» EXERCISE OBJECTIVE
Could you retype every line of the data underneath without altering anything?
Start of ENTRIES SUPPLIED
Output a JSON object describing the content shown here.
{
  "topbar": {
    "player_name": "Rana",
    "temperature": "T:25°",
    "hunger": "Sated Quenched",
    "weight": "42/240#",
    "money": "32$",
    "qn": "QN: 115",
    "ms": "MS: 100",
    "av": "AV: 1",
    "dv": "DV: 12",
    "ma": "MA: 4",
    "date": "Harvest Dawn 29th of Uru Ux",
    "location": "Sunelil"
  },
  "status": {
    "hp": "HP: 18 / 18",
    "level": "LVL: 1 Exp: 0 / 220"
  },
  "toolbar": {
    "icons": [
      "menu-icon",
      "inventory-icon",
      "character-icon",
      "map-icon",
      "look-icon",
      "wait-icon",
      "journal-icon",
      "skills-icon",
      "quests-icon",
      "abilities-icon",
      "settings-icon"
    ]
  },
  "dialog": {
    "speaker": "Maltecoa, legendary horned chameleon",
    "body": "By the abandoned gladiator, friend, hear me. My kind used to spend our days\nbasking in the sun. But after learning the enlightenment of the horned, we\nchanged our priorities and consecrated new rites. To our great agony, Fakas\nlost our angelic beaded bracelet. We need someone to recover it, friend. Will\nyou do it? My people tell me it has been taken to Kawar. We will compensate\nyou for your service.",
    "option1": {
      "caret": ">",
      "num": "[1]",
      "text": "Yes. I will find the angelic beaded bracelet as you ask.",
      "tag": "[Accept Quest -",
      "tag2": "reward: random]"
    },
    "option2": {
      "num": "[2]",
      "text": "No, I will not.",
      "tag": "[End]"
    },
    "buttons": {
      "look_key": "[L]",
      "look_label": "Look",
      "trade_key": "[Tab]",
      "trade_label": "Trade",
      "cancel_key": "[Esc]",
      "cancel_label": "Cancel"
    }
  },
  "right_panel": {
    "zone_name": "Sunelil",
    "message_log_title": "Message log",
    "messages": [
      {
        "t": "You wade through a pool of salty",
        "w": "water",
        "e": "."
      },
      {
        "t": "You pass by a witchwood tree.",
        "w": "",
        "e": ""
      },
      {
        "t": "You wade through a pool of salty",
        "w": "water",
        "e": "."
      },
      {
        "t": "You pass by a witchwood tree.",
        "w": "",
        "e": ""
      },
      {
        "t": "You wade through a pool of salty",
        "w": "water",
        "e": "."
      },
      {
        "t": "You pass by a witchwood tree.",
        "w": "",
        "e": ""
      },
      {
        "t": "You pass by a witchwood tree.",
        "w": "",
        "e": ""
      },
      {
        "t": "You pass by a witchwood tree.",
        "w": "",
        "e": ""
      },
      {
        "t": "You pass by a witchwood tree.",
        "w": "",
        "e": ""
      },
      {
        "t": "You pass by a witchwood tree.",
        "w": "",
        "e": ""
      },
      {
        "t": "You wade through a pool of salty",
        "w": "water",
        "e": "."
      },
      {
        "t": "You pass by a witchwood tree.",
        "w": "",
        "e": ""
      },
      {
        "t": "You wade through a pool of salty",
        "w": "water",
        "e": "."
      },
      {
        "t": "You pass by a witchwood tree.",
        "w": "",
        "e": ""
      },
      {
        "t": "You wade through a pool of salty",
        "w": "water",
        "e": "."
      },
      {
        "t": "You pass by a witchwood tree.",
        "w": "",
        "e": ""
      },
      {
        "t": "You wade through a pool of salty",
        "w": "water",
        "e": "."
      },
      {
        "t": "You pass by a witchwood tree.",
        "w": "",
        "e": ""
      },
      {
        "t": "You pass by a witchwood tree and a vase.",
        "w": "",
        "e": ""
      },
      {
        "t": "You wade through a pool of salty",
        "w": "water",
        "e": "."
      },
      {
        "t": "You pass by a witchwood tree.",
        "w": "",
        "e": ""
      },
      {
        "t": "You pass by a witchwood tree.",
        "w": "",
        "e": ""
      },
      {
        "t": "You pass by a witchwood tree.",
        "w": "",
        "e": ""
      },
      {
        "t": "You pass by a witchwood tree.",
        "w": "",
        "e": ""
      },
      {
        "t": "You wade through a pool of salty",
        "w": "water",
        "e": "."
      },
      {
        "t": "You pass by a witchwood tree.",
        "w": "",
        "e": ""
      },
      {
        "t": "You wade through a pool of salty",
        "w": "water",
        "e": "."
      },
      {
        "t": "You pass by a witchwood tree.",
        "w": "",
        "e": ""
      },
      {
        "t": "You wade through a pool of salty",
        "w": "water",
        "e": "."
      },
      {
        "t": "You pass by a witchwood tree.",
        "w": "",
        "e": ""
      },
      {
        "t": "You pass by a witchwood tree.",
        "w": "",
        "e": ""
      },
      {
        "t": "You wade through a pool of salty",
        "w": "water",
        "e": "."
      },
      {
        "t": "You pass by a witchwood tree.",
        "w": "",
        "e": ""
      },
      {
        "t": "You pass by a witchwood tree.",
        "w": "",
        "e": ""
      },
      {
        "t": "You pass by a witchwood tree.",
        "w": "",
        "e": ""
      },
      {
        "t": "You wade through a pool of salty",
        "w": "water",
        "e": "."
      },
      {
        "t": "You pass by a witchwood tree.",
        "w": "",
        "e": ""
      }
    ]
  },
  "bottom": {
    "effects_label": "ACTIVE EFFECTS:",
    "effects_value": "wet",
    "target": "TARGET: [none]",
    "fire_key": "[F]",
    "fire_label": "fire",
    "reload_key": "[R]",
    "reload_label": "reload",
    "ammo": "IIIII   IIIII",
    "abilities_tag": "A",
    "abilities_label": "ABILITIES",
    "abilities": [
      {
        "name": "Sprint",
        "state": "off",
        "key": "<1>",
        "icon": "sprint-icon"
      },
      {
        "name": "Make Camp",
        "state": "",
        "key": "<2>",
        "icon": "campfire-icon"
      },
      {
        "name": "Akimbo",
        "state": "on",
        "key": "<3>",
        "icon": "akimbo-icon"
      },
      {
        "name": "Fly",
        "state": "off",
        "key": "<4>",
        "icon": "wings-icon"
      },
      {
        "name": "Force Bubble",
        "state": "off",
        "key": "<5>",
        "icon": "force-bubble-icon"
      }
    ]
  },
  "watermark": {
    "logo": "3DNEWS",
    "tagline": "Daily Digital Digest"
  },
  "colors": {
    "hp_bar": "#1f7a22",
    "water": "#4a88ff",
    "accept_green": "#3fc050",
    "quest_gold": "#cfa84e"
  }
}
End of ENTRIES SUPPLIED
» SOLUTION
Output a JSON object describing the content shown here.
{
  "topbar": {
    "player_name": "Rana",
    "temperature": "T:25°",
    "hunger": "Sated Quenched",
    "weight": "42/240#",
    "money": "32$",
    "qn": "QN: 115",
    "ms": "MS: 100",
    "av": "AV: 1",
    "dv": "DV: 12",
    "ma": "MA: 4",
    "date": "Harvest Dawn 29th of Uru Ux",
    "location": "Sunelil"
  },
  "status": {
    "hp": "HP: 18 / 18",
    "level": "LVL: 1 Exp: 0 / 220"
  },
  "toolbar": {
    "icons": [
      "menu-icon",
      "inventory-icon",
      "character-icon",
      "map-icon",
      "look-icon",
      "wait-icon",
      "journal-icon",
      "skills-icon",
      "quests-icon",
      "abilities-icon",
      "settings-icon"
    ]
  },
  "dialog": {
    "speaker": "Maltecoa, legendary horned chameleon",
    "body": "By the abandoned gladiator, friend, hear me. My kind used to spend our days\nbasking in the sun. But after learning the enlightenment of the horned, we\nchanged our priorities and consecrated new rites. To our great agony, Fakas\nlost our angelic beaded bracelet. We need someone to recover it, friend. Will\nyou do it? My people tell me it has been taken to Kawar. We will compensate\nyou for your service.",
    "option1": {
      "caret": ">",
      "num": "[1]",
      "text": "Yes. I will find the angelic beaded bracelet as you ask.",
      "tag": "[Accept Quest -",
      "tag2": "reward: random]"
    },
    "option2": {
      "num": "[2]",
      "text": "No, I will not.",
      "tag": "[End]"
    },
    "buttons": {
      "look_key": "[L]",
      "look_label": "Look",
      "trade_key": "[Tab]",
      "trade_label": "Trade",
      "cancel_key": "[Esc]",
      "cancel_label": "Cancel"
    }
  },
  "right_panel": {
    "zone_name": "Sunelil",
    "message_log_title": "Message log",
    "messages": [
      {
        "t": "You wade through a pool of salty",
        "w": "water",
        "e": "."
      },
      {
        "t": "You pass by a witchwood tree.",
        "w": "",
        "e": ""
      },
      {
        "t": "You wade through a pool of salty",
        "w": "water",
        "e": "."
      },
      {
        "t": "You pass by a witchwood tree.",
        "w": "",
        "e": ""
      },
      {
        "t": "You wade through a pool of salty",
        "w": "water",
        "e": "."
      },
      {
        "t": "You pass by a witchwood tree.",
        "w": "",
        "e": ""
      },
      {
        "t": "You pass by a witchwood tree.",
        "w": "",
        "e": ""
      },
      {
        "t": "You pass by a witchwood tree.",
        "w": "",
        "e": ""
      },
      {
        "t": "You pass by a witchwood tree.",
        "w": "",
        "e": ""
      },
      {
        "t": "You pass by a witchwood tree.",
        "w": "",
        "e": ""
      },
      {
        "t": "You wade through a pool of salty",
        "w": "water",
        "e": "."
      },
      {
        "t": "You pass by a witchwood tree.",
        "w": "",
        "e": ""
      },
      {
        "t": "You wade through a pool of salty",
        "w": "water",
        "e": "."
      },
      {
        "t": "You pass by a witchwood tree.",
        "w": "",
        "e": ""
      },
      {
        "t": "You wade through a pool of salty",
        "w": "water",
        "e": "."
      },
      {
        "t": "You pass by a witchwood tree.",
        "w": "",
        "e": ""
      },
      {
        "t": "You wade through a pool of salty",
        "w": "water",
        "e": "."
      },
      {
        "t": "You pass by a witchwood tree.",
        "w": "",
        "e": ""
      },
      {
        "t": "You pass by a witchwood tree and a vase.",
        "w": "",
        "e": ""
      },
      {
        "t": "You wade through a pool of salty",
        "w": "water",
        "e": "."
      },
      {
        "t": "You pass by a witchwood tree.",
        "w": "",
        "e": ""
      },
      {
        "t": "You pass by a witchwood tree.",
        "w": "",
        "e": ""
      },
      {
        "t": "You pass by a witchwood tree.",
        "w": "",
        "e": ""
      },
      {
        "t": "You pass by a witchwood tree.",
        "w": "",
        "e": ""
      },
      {
        "t": "You wade through a pool of salty",
        "w": "water",
        "e": "."
      },
      {
        "t": "You pass by a witchwood tree.",
        "w": "",
        "e": ""
      },
      {
        "t": "You wade through a pool of salty",
        "w": "water",
        "e": "."
      },
      {
        "t": "You pass by a witchwood tree.",
        "w": "",
        "e": ""
      },
      {
        "t": "You wade through a pool of salty",
        "w": "water",
        "e": "."
      },
      {
        "t": "You pass by a witchwood tree.",
        "w": "",
        "e": ""
      },
      {
        "t": "You pass by a witchwood tree.",
        "w": "",
        "e": ""
      },
      {
        "t": "You wade through a pool of salty",
        "w": "water",
        "e": "."
      },
      {
        "t": "You pass by a witchwood tree.",
        "w": "",
        "e": ""
      },
      {
        "t": "You pass by a witchwood tree.",
        "w": "",
        "e": ""
      },
      {
        "t": "You pass by a witchwood tree.",
        "w": "",
        "e": ""
      },
      {
        "t": "You wade through a pool of salty",
        "w": "water",
        "e": "."
      },
      {
        "t": "You pass by a witchwood tree.",
        "w": "",
        "e": ""
      }
    ]
  },
  "bottom": {
    "effects_label": "ACTIVE EFFECTS:",
    "effects_value": "wet",
    "target": "TARGET: [none]",
    "fire_key": "[F]",
    "fire_label": "fire",
    "reload_key": "[R]",
    "reload_label": "reload",
    "ammo": "IIIII   IIIII",
    "abilities_tag": "A",
    "abilities_label": "ABILITIES",
    "abilities": [
      {
        "name": "Sprint",
        "state": "off",
        "key": "<1>",
        "icon": "sprint-icon"
      },
      {
        "name": "Make Camp",
        "state": "",
        "key": "<2>",
        "icon": "campfire-icon"
      },
      {
        "name": "Akimbo",
        "state": "on",
        "key": "<3>",
        "icon": "akimbo-icon"
      },
      {
        "name": "Fly",
        "state": "off",
        "key": "<4>",
        "icon": "wings-icon"
      },
      {
        "name": "Force Bubble",
        "state": "off",
        "key": "<5>",
        "icon": "force-bubble-icon"
      }
    ]
  },
  "watermark": {
    "logo": "3DNEWS",
    "tagline": "Daily Digital Digest"
  },
  "colors": {
    "hp_bar": "#1f7a22",
    "water": "#4a88ff",
    "accept_green": "#3fc050",
    "quest_gold": "#cfa84e"
  }
}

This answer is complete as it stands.